» EXERCISE DESCRIPTION: Here are some records; copy every line that holds the word "DEFAULT".

STORED DATA START

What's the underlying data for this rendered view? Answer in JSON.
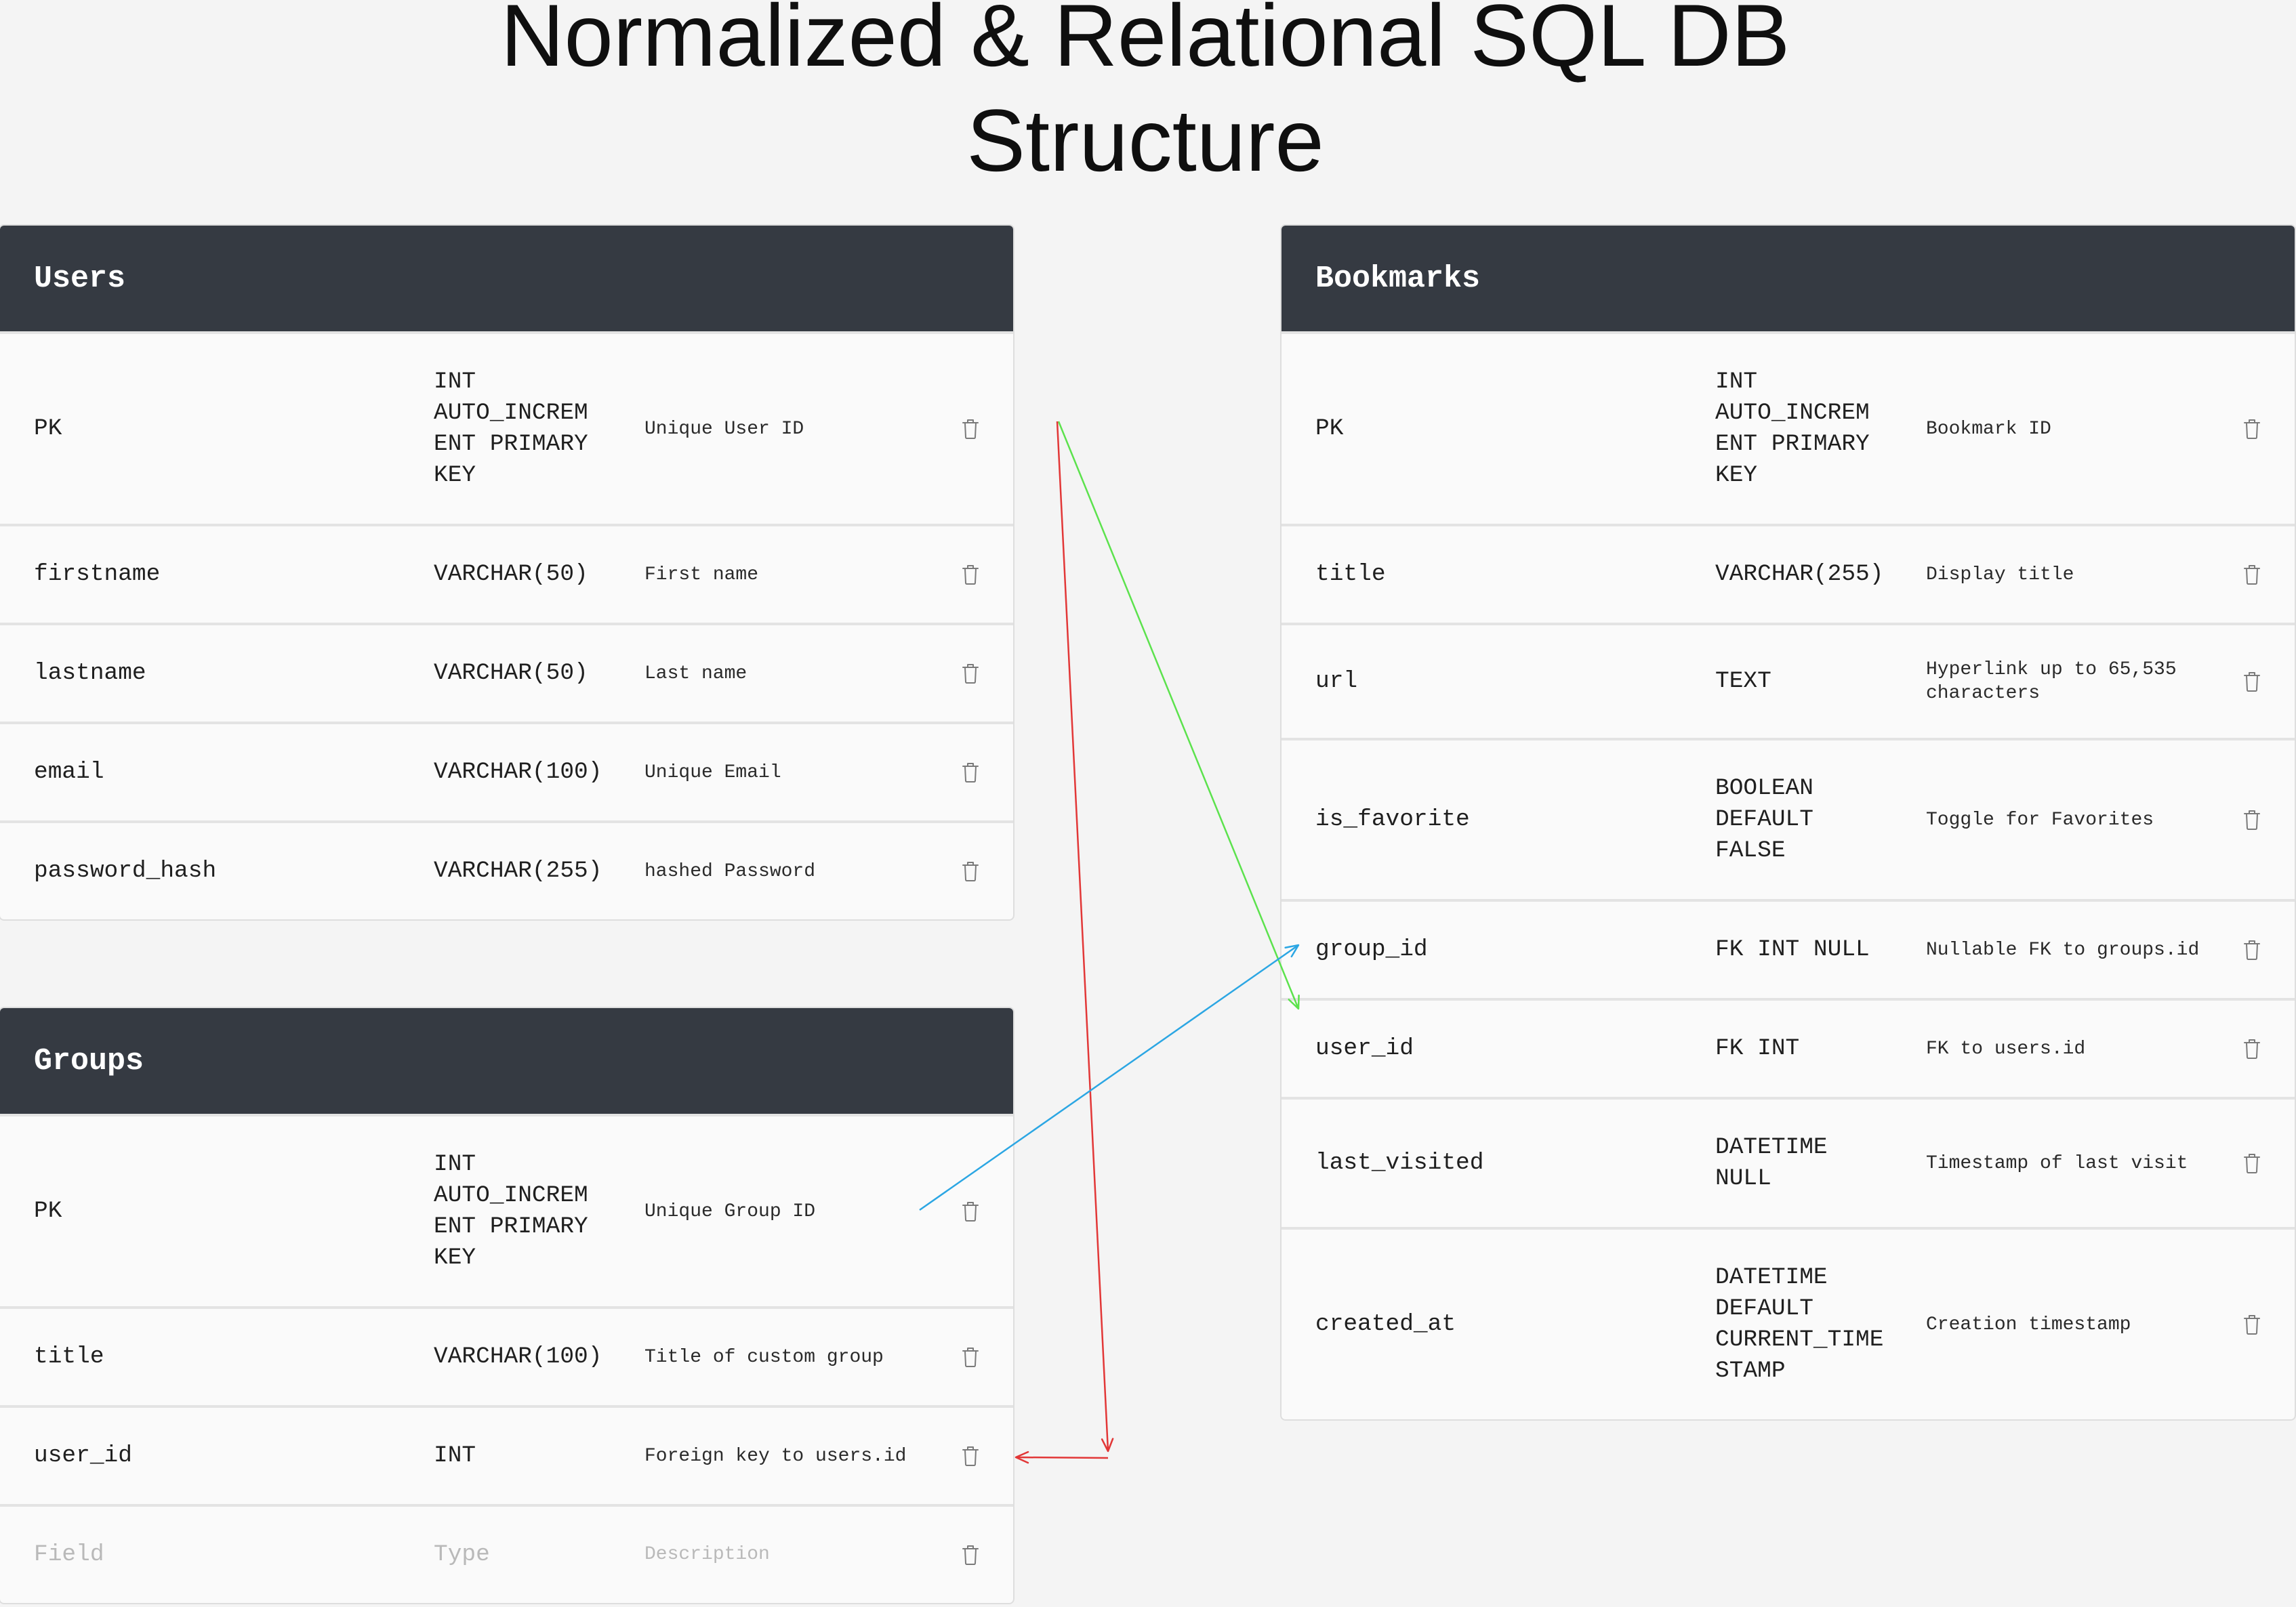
{
  "title": {
    "line1": "Normalized & Relational SQL DB",
    "line2": "Structure"
  },
  "colors": {
    "page_background": "#f4f4f4",
    "table_header": "#353a42",
    "arrow_users_to_bookmarks": "#5ce24d",
    "arrow_users_to_groups": "#e23737",
    "arrow_groups_to_bookmarks": "#2ba6e3"
  },
  "icons": {
    "row_delete": "trash-icon"
  },
  "tables": {
    "users": {
      "name": "Users",
      "rows": [
        {
          "field": "PK",
          "type": "INT AUTO_INCREM​ENT PRIMARY KEY",
          "description": "Unique User ID"
        },
        {
          "field": "firstname",
          "type": "VARCHAR(50)",
          "description": "First name"
        },
        {
          "field": "lastname",
          "type": "VARCHAR(50)",
          "description": "Last name"
        },
        {
          "field": "email",
          "type": "VARCHAR(100)",
          "description": "Unique Email"
        },
        {
          "field": "password_hash",
          "type": "VARCHAR(255)",
          "description": "hashed Password"
        }
      ]
    },
    "groups": {
      "name": "Groups",
      "rows": [
        {
          "field": "PK",
          "type": "INT AUTO_INCREM​ENT PRIMARY KEY",
          "description": "Unique Group ID"
        },
        {
          "field": "title",
          "type": "VARCHAR(100)",
          "description": "Title of custom group"
        },
        {
          "field": "user_id",
          "type": "INT",
          "description": "Foreign key to users.id"
        }
      ],
      "new_row": {
        "field_placeholder": "Field",
        "type_placeholder": "Type",
        "description_placeholder": "Description"
      }
    },
    "bookmarks": {
      "name": "Bookmarks",
      "rows": [
        {
          "field": "PK",
          "type": "INT AUTO_INCREM​ENT PRIMARY KEY",
          "description": "Bookmark ID"
        },
        {
          "field": "title",
          "type": "VARCHAR(255)",
          "description": "Display title"
        },
        {
          "field": "url",
          "type": "TEXT",
          "description": "Hyperlink up to 65,535 characters"
        },
        {
          "field": "is_favorite",
          "type": "BOOLEAN DEFAULT FALSE",
          "description": "Toggle for Favorites"
        },
        {
          "field": "group_id",
          "type": "FK INT NULL",
          "description": "Nullable FK to groups.id"
        },
        {
          "field": "user_id",
          "type": "FK INT",
          "description": "FK to users.id"
        },
        {
          "field": "last_visited",
          "type": "DATETIME NULL",
          "description": "Timestamp of last visit"
        },
        {
          "field": "created_at",
          "type": "DATETIME DEFAULT CURRENT_TIMESTAMP",
          "description": "Creation timestamp"
        }
      ]
    }
  }
}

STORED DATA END

» YOUR SOLUTION:
          "type": "BOOLEAN DEFAULT FALSE",
          "type": "DATETIME DEFAULT CURRENT_TIMESTAMP",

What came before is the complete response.